My Sister Lost Her Life to an Eating Disorder
Updated: Oct 7, 2020
TW// eating disorders, loss of a loved one
I have a big sister, her name is Samantha. We are eleven years apart, but that didn’t stop us from being best friends. I went to all of her figure skating competitions when we were growing up, and she came to all of my softball games. When she couldn’t, she’d always find a way to make it up to me. She loved Milk Duds and Mambas, and those gummy peach rings. Whenever we’d get Slurpees, she’d get piña colada. I spent a lot of my time as a ten-year-old going over to her apartment during summer weekends. We’d watch movies, dance, play games and swim at the pool. Her dachshund, Snoopy, was our pride and joy.
She was always there to comfort me, especially through our parent’s messy divorce and other hard times I was experiencing at a young age. Every time I’d cry, she’d cry. She was a huge empath and never liked it when either of her little sisters were hurting. She loved both of us so much, she even got our names and birthdates tatted on both of her wrists. She was my light in a very dark tunnel. My escape to be an actual kid.
I could go on and on about Samantha and all of the accomplishments she made in her 22 years on Earth. She was an incredible figure skater and cheerleader. She was intelligent beyond belief, which rewarded her with becoming the valedictorian of her graduating class. She got away with breaking dress code in her school, but nobody paid any mind. She was Samantha, after all. She traveled to the Czech Republic in high school, where she made many friends while teaching English and sharing the joy of God with everyone. She never judged anyone, and looked for the good in everyone she encountered. She always approached everything with love and kindness. She had so many friends, with whom she shared so many smiles. That’s who my big sister was.
It’s important to me that I mentioned all of what I said about Samantha, first. Samantha is everything that I mentioned above: hardworking, loving, empathetic, kind, charismatic, and all around amazing. However, there was something beneath the surface that she didn’t want anyone to know about. Samantha had an eating disorder. More specifically, Anorexia Nervosa and Bulimia Nervosa.
We lost Samantha very suddenly back in October of 2010. Exactly two weeks before my eleventh birthday.
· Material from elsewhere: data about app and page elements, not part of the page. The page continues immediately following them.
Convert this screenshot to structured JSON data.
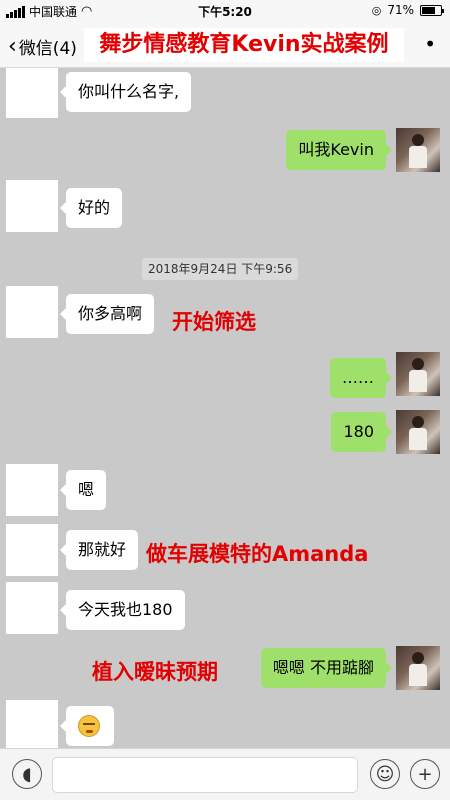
{
  "status_bar": {
    "carrier": "中国联通",
    "time": "下午5:20",
    "battery": "71%",
    "battery_level": 0.71
  },
  "nav": {
    "back_label": "微信(4)",
    "more": "•",
    "banner": "舞步情感教育Kevin实战案例"
  },
  "chat": {
    "messages": [
      {
        "side": "in",
        "text": "你叫什么名字,"
      },
      {
        "side": "out",
        "text": "叫我Kevin"
      },
      {
        "side": "in",
        "text": "好的"
      },
      {
        "side": "in",
        "text": "你多高啊"
      },
      {
        "side": "out",
        "text": "……"
      },
      {
        "side": "out",
        "text": "180"
      },
      {
        "side": "in",
        "text": "嗯"
      },
      {
        "side": "in",
        "text": "那就好"
      },
      {
        "side": "in",
        "text": "今天我也180"
      },
      {
        "side": "out",
        "text": "嗯嗯 不用踮腳"
      },
      {
        "side": "in",
        "emoji": "grimace-emoji"
      }
    ],
    "timestamp": "2018年9月24日 下午9:56",
    "notes": [
      "开始筛选",
      "做车展模特的Amanda",
      "植入暧昧预期"
    ]
  },
  "input_bar": {
    "voice_icon": "voice-icon",
    "emoji_icon": "emoji-icon",
    "plus_icon": "plus-icon",
    "input_value": ""
  }
}
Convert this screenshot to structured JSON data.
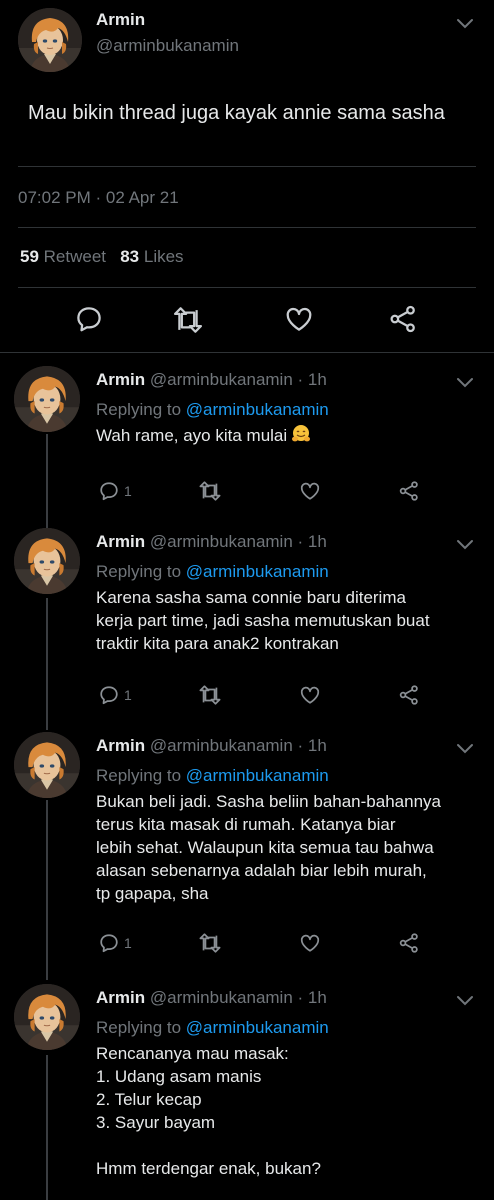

To say my heart was shattered into a million pieces is an understatement. None of it made sense to me, and I felt extremely empty and lonely inside. It was hard for me to open up about my feelings as a kid, because I just felt numb and confused. Ten years later, I have finally started opening up about it. In fact, I’ve never told anyone this story. Not until, now.
Samantha was beautifully and imperfectly human, and she was struggling very deeply on the inside. She felt like her eating disorder was a secret she had to keep from everyone. While our family did know and used everything we had available to try and help her, she was ashamed and felt like she had to keep it buried away.
I wish I could go back in time and hug her, hold her, and tell her that she’s not alone and that I love her no matter what. I wish I could tell her that it wasn’t her responsibility to be strong for everyone else. That it’s okay for her to take care of herself and let people know she needed help. Vulnerability is a strength, not a weakness.
However, I was only a kid. I didn’t see her as her eating disorder, or even know what an eating disorder was, I saw her as Samantha. I wish I could go back to my childlike perspective, but with so many things unanswered, I started to do more research.
It breaks my heart all over again to see how stigmatized eating disorders still are to this day. If there was more education, awareness and conversation on eating disorders, I feel like my big sister could still be with us. I’ve let myself feel that pain and frustration. Truthfully, I haven’t been able to find the right words for ten years. However, I feel like it’s my time to raise awareness and tell Samantha’s story so that it can potentially help others who feel ashamed of their own mental illness, know that they are not alone.
Samantha might be gone, but I refuse to let her memory and story be forgotten. She fought HARD, and I mean hard, against her eating disorder for nearly a decade. She was incredibly strong, even when she felt weak. She was not her eating disorder, and she did not want to die. Society, media, and medical professionals failed her. But I will be the change for her, and for you reading this. She would want people to know that you are NEVER alone. Your mental illness, eating disorder, does not make you weak. There is a whole community behind you, who’s got your back, and will work hard to never let you down. I will work harder for people like my big sister, and work towards making this world a more inclusive, diverse, loving place for every human and every BODY.
Good enough, strong enough, smart enough, pretty enough. YOU are enough.
This is only the beginning. Body discrimination and mental health stigma ENDS with our generation.
"We are three sisters
Three sisters are we
I love each of you,
And I know you love me
We're not always together,
Life sometimes keeps us apart.
But we're never separated
We're in each other's heart.
Now I know we've had our troubles,
But we always get thru.
The real message is you love me,
And I also love you.
We have lots of good times
that we'll never forget
Sometimes we worry
And sometimes we fret
But if God ever gave me
Something special you see,
It might have been the blessing of,
Three sisters are we.
The Lord above has gave me lots
Of happiness and glee
But the most special thing He did was
Make us sisters, all three."